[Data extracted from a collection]
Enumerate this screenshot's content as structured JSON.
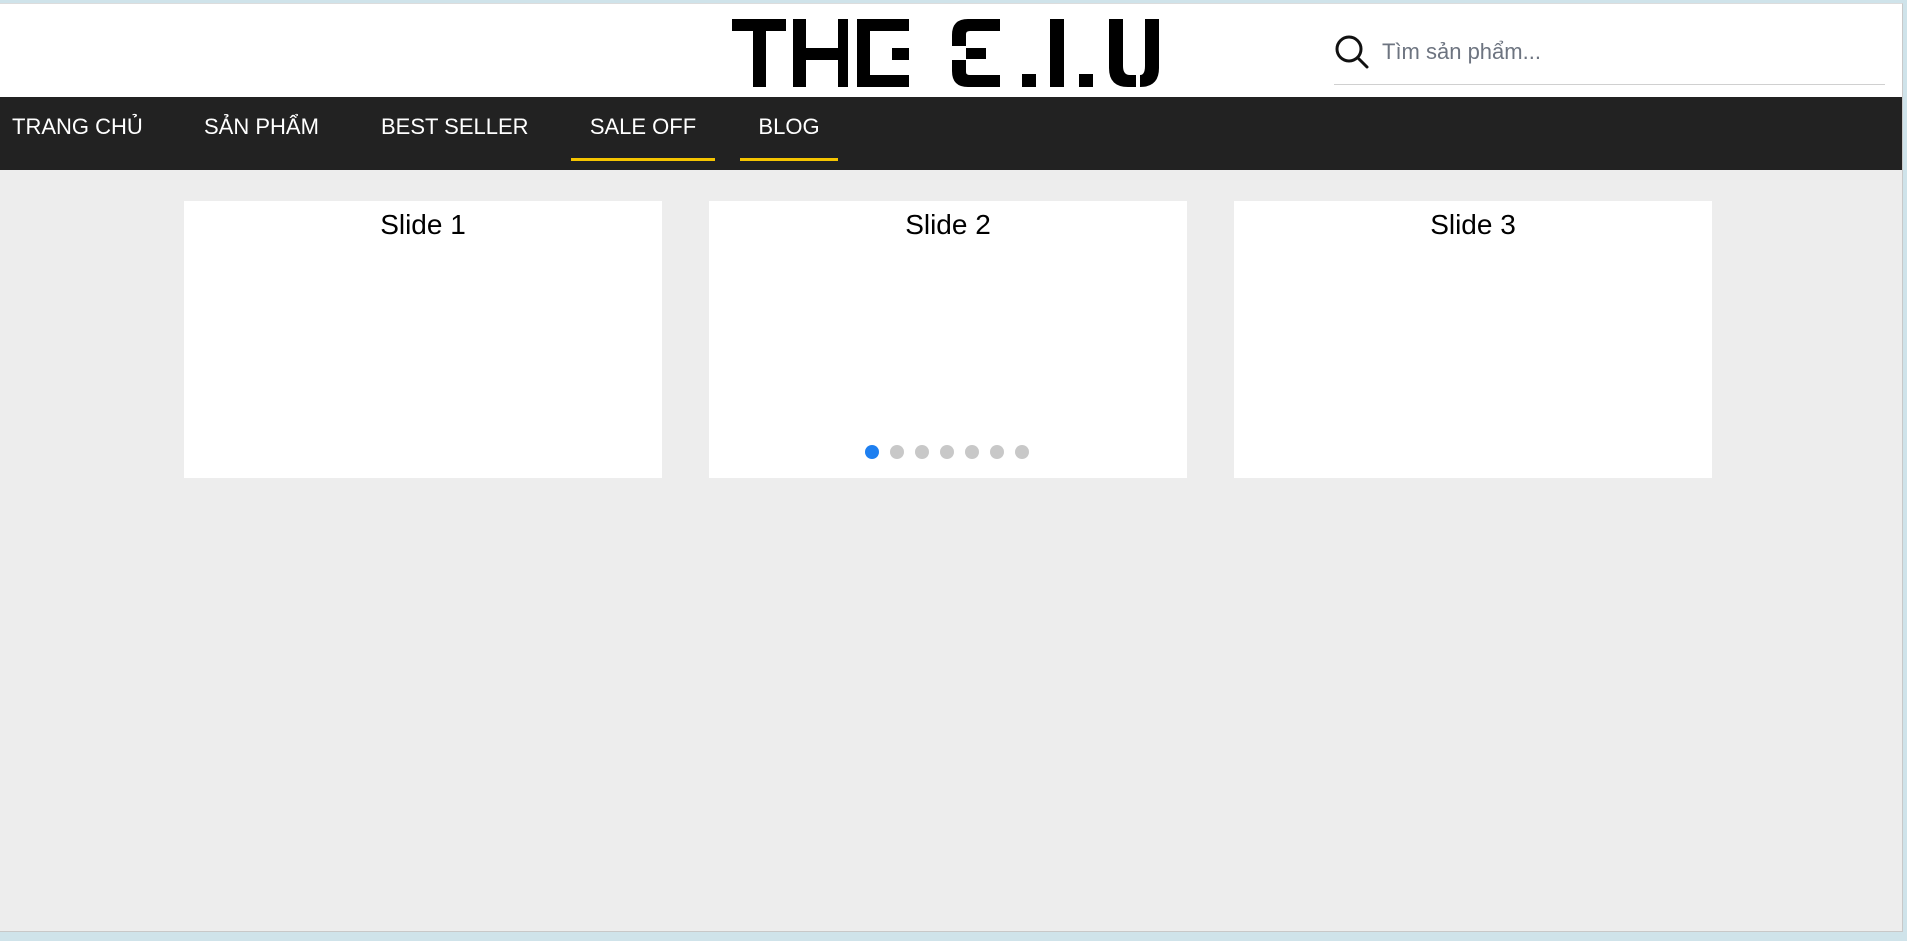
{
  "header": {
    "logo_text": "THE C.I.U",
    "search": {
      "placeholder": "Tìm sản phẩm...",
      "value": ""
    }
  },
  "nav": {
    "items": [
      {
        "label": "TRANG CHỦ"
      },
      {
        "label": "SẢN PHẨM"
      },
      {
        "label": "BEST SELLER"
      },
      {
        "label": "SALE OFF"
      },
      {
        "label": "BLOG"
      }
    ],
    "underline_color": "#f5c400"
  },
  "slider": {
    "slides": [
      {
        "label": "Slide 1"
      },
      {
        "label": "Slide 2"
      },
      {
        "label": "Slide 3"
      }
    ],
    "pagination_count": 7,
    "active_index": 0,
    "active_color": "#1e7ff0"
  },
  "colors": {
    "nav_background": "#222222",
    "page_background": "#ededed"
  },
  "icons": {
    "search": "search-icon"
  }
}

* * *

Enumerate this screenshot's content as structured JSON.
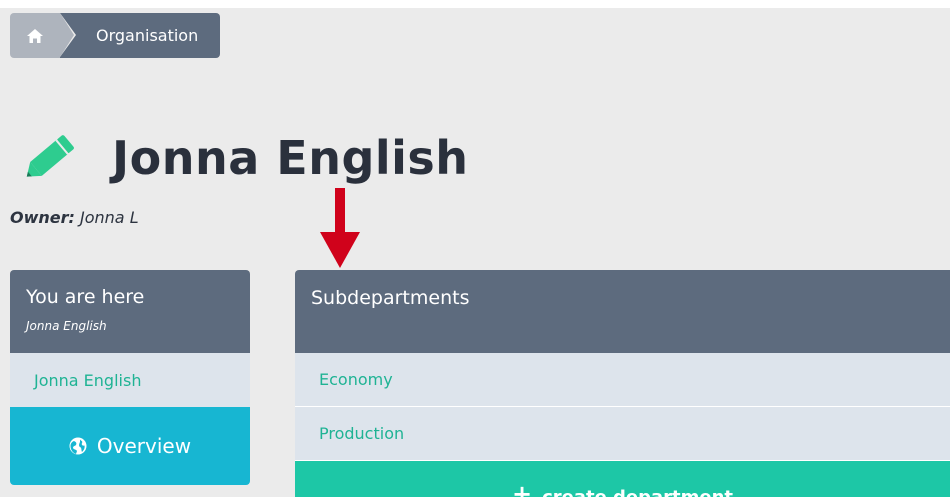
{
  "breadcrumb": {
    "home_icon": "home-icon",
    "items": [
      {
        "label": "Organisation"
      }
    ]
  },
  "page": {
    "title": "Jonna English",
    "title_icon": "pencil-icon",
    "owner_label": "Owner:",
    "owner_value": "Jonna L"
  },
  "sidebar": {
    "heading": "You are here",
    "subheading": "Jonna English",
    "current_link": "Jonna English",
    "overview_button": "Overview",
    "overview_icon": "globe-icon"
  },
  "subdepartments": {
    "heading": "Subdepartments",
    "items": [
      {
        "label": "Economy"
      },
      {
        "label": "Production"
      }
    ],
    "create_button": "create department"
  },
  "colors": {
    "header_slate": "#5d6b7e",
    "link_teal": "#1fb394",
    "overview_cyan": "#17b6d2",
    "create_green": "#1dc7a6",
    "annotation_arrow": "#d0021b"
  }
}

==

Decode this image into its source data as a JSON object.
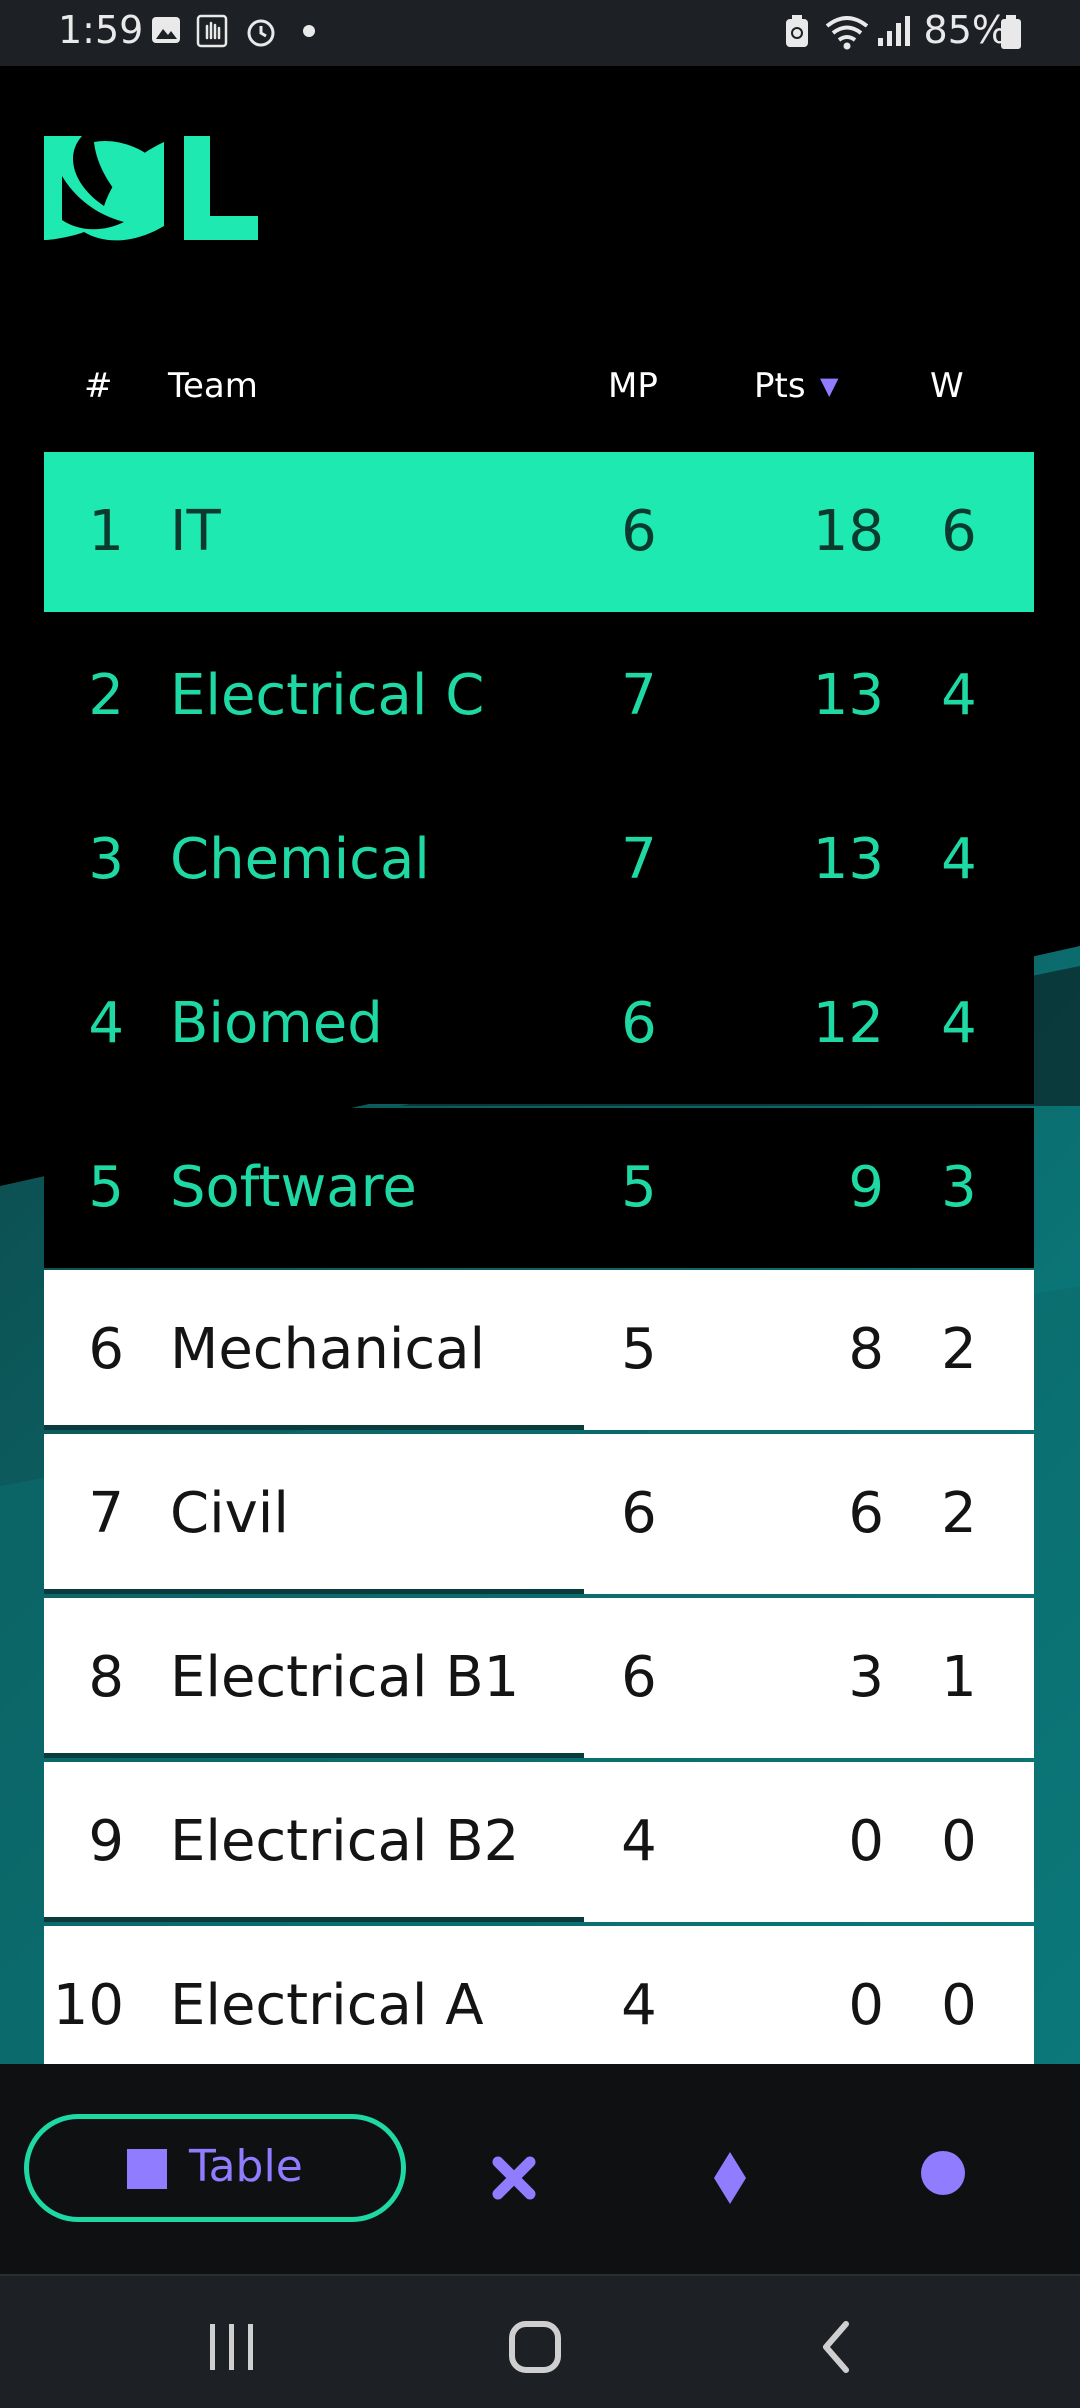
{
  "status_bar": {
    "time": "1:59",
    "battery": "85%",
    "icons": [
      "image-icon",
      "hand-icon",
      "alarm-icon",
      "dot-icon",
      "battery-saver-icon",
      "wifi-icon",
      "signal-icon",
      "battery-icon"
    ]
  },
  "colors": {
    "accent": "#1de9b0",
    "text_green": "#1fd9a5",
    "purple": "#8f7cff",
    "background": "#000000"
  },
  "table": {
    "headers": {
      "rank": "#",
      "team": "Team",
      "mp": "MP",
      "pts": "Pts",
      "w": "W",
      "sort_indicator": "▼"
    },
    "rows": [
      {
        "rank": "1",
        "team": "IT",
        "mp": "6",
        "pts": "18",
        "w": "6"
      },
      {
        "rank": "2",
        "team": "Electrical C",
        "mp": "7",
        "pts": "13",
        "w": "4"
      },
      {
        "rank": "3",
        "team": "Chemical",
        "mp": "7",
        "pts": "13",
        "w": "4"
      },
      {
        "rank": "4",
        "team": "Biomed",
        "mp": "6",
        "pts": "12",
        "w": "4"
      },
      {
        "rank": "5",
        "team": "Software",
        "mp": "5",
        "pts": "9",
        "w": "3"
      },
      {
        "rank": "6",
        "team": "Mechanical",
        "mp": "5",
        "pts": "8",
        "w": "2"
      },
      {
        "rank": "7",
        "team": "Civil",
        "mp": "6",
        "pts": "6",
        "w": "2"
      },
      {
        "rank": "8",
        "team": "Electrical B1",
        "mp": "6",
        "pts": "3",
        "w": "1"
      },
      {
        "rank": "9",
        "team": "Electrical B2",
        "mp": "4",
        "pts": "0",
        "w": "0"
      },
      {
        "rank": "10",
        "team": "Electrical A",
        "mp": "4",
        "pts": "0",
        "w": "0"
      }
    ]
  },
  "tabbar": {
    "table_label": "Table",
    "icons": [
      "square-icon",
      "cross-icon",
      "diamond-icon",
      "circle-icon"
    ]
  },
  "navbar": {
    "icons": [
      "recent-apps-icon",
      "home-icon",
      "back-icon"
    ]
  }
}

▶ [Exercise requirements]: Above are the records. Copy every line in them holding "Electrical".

▶ [Answer for this exercise]:
        "team": "Electrical C",
        "team": "Electrical B1",
        "team": "Electrical B2",
        "team": "Electrical A",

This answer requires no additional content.